#### [WHAT TO PRODUCE]
Pull each line containing "customer" out of the data and copy it.

(Website and app data records)
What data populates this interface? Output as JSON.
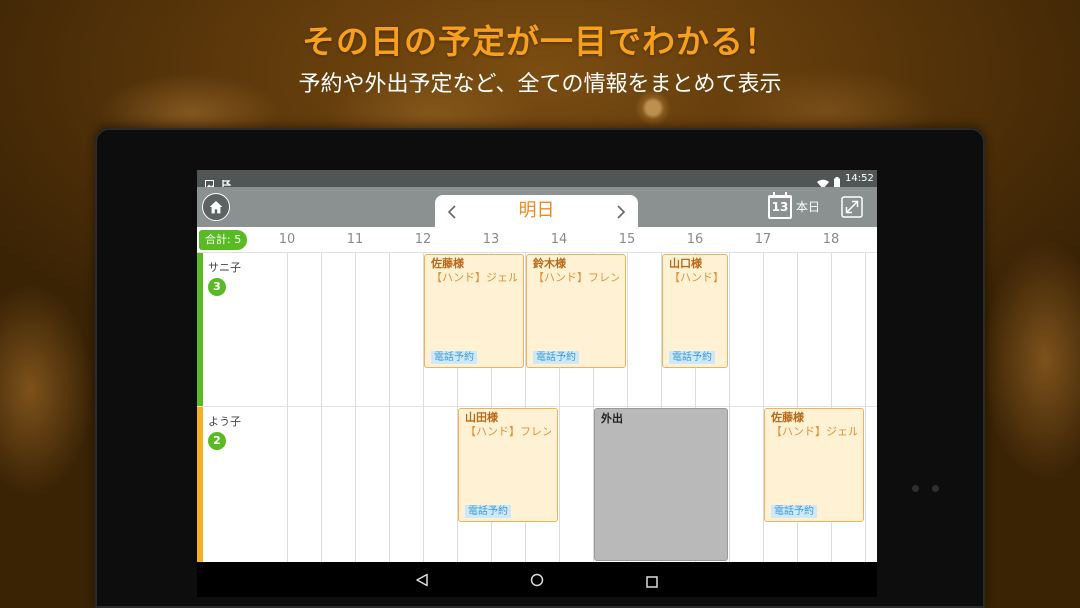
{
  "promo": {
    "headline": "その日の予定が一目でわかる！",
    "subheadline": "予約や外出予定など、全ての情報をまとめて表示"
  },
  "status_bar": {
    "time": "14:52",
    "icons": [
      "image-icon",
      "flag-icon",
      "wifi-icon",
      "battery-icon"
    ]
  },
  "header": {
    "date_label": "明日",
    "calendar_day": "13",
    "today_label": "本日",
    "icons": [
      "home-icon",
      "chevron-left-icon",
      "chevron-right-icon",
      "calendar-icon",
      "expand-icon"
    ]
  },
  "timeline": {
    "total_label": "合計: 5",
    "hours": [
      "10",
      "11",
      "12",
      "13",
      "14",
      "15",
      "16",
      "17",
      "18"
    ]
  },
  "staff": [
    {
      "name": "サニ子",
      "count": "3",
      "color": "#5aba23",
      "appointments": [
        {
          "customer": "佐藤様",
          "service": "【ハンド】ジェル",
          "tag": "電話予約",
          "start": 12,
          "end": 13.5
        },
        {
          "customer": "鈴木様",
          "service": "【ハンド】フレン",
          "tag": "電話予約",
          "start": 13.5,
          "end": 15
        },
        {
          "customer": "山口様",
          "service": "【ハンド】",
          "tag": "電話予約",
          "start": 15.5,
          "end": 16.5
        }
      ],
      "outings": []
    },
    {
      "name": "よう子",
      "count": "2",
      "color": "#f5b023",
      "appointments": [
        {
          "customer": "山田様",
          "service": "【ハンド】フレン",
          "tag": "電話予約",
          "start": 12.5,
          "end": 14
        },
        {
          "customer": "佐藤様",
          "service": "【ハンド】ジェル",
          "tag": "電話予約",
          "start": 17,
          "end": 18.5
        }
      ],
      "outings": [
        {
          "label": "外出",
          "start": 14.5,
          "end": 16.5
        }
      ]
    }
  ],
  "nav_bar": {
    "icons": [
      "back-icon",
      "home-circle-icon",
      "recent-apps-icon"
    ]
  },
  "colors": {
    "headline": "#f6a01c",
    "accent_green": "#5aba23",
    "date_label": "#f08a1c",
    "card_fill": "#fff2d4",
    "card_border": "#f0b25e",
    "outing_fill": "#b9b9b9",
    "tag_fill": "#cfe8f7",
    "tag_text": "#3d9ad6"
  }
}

#### [YOUR RESPONSE]
          "customer": "佐藤様",
          "customer": "鈴木様",
          "customer": "山口様",
          "customer": "山田様",
          "customer": "佐藤様",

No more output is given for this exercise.